Copy, from the entries below, each line in which the string "dokumentu" appears.

━━━━━━━━━━━━━━━━━━━━━━━━━━━━━━

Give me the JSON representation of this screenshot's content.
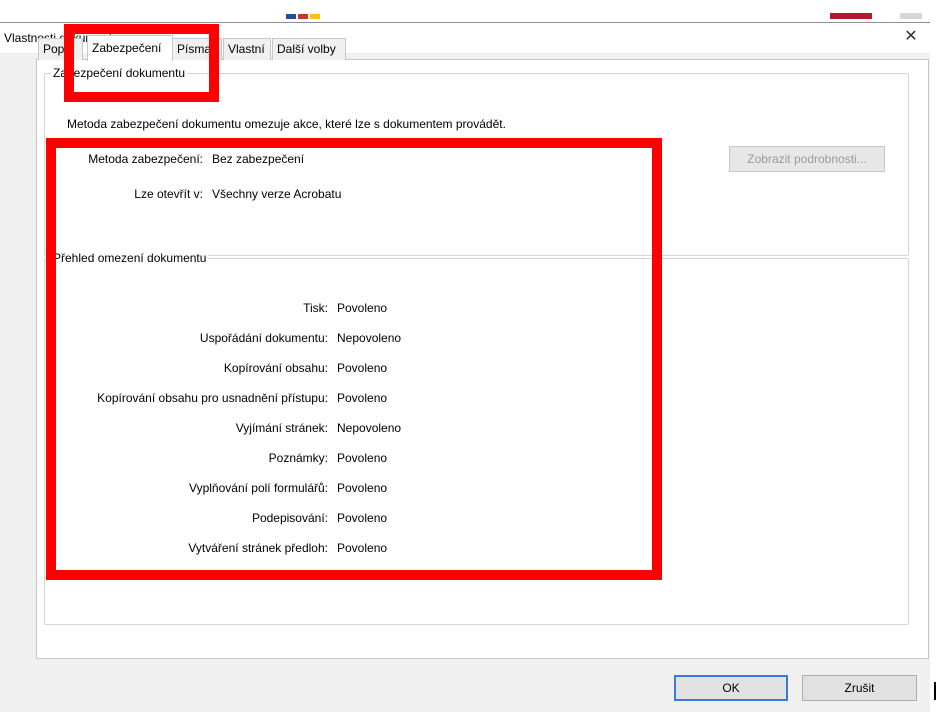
{
  "dialog": {
    "title": "Vlastnosti dokumentu"
  },
  "tabs": [
    {
      "label": "Popis",
      "active": false
    },
    {
      "label": "Zabezpečení",
      "active": true
    },
    {
      "label": "Písma",
      "active": false
    },
    {
      "label": "Vlastní",
      "active": false
    },
    {
      "label": "Další volby",
      "active": false
    }
  ],
  "security": {
    "group_label": "Zabezpečení dokumentu",
    "description": "Metoda zabezpečení dokumentu omezuje akce, které lze s dokumentem provádět.",
    "method_label": "Metoda zabezpečení:",
    "method_value": "Bez zabezpečení",
    "open_label": "Lze otevřít v:",
    "open_value": "Všechny verze Acrobatu",
    "details_button": "Zobrazit podrobnosti..."
  },
  "restrictions": {
    "group_label": "Přehled omezení dokumentu",
    "rows": [
      {
        "label": "Tisk:",
        "value": "Povoleno"
      },
      {
        "label": "Uspořádání dokumentu:",
        "value": "Nepovoleno"
      },
      {
        "label": "Kopírování obsahu:",
        "value": "Povoleno"
      },
      {
        "label": "Kopírování obsahu pro usnadnění přístupu:",
        "value": "Povoleno"
      },
      {
        "label": "Vyjímání stránek:",
        "value": "Nepovoleno"
      },
      {
        "label": "Poznámky:",
        "value": "Povoleno"
      },
      {
        "label": "Vyplňování polí formulářů:",
        "value": "Povoleno"
      },
      {
        "label": "Podepisování:",
        "value": "Povoleno"
      },
      {
        "label": "Vytváření stránek předloh:",
        "value": "Povoleno"
      }
    ]
  },
  "buttons": {
    "ok": "OK",
    "cancel": "Zrušit"
  },
  "icons": {
    "close": "close-icon"
  },
  "colors": {
    "highlight": "#ff0000",
    "dialog_bg": "#f0f0f0",
    "panel_bg": "#ffffff"
  }
}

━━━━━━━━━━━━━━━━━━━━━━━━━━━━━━

Written solution:
    "title": "Vlastnosti dokumentu"
    "group_label": "Zabezpečení dokumentu",
    "description": "Metoda zabezpečení dokumentu omezuje akce, které lze s dokumentem provádět.",
    "group_label": "Přehled omezení dokumentu",
        "label": "Uspořádání dokumentu:",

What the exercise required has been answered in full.